On the first date of its first North American tour in 14 years, British classical rock band Procol Harum played before an appreciative half-house audience at the1,000-seat Winter Gardens Theatre.
It was not, however, the same lineup of the band heard on the new Zoo album The Prodigal Stranger. Guitarist Robin Trower had other commitments and was replaced by ex-Quiver and Lazy Racer guitarist Tim Renwick. Filling out the lineup were former Big Country drummer Mark Brzezicki, bassist Dave Bronze, and original members singer/pianist Gary Brooker and organist Martin Fisher [sic]). The two originals had not performed onstage together since Fisher skipped the light fandango to pursue a solo career in 1969.
The 75-minute set was a fine retrospective of Procol Harum’s music, and was dominated by the blend of Fisher’s rich Hammond organ lines, Renwick’s sharply defined electric guitar licks, and Brooker’s sonorous grand piano fills and vocals. The old songs had the freshness of classics, and the new ones paled only slightly in comparison. The show began, as in past years, with a hard-driving Shine on Brightly, followed by the quirky 1975 set-piece Pandora’s Box and The Truth Won’t Fade Away, a mainstream pop piece from the new album.
Progressive rock war horses like A Salty Dog and Conquistador retained their drama, to the delight of all. Naturally, the group also showed off its new songs, with Man With A Mission, All Our Dreams Are Sold, and The Truth Won’t Fade Away receiving the loudest reception.
Procol Harum had once been accused of being rather dull in its live shows, but this time out there was a looseness, lightness, and humor throughout the evening. Brooker, straining to hit notes near the end of the night, played the role of a jovial, wise-cracking host.
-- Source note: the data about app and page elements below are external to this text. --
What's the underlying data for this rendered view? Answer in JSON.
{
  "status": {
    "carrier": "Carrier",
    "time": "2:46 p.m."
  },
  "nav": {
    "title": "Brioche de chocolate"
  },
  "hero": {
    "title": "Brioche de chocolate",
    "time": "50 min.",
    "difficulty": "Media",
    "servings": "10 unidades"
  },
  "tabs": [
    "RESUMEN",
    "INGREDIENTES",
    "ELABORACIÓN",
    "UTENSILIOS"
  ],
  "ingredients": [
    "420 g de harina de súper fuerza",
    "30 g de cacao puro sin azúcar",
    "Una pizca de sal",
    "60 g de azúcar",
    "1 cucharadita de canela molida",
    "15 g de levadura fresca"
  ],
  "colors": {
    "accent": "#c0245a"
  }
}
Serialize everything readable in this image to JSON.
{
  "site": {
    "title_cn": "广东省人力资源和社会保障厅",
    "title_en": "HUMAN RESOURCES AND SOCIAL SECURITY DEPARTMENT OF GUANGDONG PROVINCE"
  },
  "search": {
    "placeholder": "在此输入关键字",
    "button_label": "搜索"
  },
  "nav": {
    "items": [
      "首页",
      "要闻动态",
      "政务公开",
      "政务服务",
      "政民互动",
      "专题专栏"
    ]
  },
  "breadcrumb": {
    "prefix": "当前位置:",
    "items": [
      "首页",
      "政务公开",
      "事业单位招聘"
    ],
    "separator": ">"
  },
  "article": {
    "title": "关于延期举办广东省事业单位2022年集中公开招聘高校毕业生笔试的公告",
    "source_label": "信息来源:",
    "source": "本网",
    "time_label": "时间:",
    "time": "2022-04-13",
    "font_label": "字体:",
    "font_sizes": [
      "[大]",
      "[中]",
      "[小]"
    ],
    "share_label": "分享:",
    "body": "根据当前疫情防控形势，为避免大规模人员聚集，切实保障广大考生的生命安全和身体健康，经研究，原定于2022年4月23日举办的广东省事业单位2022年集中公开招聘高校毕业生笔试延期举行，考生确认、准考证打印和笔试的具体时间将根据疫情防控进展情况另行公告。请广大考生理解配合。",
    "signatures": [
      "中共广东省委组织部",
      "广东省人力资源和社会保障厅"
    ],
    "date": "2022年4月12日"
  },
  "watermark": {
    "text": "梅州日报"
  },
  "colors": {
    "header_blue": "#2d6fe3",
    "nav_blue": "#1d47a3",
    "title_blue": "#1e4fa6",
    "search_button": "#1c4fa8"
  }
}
At one point, he took a gentle poke at the band’s past, noting that “the new album is available in oldies shops.” To nobody’s surprise, the band played A Whiter Shade of Pale and Repent Walpurgis during the obligatory encore but also performed a rollicking version of Chuck Berry’s Little Queenie (the band, after all, did start off as the R&B group the Paramounts). A nostalgic evening, perhaps, but the set also showed there is still a considerable spark in the group.
Thanks, Jill, for the typing